#### [PROBLEM REQUIREMENTS]
Scan the entries for lines with the word "time", then copy those lines.

#### [RECORDS SHOWN]
◆ ◆ ◆ ◆
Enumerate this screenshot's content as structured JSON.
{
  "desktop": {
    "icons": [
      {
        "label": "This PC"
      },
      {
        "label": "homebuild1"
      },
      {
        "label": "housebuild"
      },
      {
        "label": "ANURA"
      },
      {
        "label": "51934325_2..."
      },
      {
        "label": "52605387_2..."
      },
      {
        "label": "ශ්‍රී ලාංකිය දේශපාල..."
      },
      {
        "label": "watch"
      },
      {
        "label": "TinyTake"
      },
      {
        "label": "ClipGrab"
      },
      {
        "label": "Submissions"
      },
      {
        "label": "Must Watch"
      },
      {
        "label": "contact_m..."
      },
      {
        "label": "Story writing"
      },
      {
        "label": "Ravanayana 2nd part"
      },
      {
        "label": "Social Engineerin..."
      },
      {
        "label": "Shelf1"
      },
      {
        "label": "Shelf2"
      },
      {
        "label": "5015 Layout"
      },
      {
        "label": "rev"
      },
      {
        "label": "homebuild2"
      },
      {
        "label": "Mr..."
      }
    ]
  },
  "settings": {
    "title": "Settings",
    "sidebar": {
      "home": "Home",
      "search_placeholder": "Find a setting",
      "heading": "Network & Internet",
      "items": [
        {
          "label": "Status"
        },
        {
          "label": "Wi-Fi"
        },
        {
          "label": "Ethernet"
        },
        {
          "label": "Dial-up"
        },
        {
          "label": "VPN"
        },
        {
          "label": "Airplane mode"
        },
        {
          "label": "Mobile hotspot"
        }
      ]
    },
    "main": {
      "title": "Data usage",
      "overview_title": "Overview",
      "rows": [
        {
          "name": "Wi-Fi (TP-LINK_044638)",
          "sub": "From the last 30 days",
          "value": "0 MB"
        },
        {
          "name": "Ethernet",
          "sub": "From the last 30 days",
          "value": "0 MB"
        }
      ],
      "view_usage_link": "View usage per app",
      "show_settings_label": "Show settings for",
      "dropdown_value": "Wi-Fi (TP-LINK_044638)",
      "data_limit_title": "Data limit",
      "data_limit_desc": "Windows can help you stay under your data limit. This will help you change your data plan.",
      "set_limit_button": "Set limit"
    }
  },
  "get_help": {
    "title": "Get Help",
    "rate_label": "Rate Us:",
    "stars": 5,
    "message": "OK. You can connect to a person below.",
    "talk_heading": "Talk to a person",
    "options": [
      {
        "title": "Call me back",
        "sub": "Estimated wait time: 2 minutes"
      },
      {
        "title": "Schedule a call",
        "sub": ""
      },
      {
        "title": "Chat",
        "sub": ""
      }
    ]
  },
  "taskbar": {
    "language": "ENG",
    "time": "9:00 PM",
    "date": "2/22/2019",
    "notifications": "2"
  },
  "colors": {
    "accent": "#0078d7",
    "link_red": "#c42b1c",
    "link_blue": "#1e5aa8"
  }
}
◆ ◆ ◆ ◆
#### [TASK OUTPUT]
        "sub": "Estimated wait time: 2 minutes"
    "time": "9:00 PM",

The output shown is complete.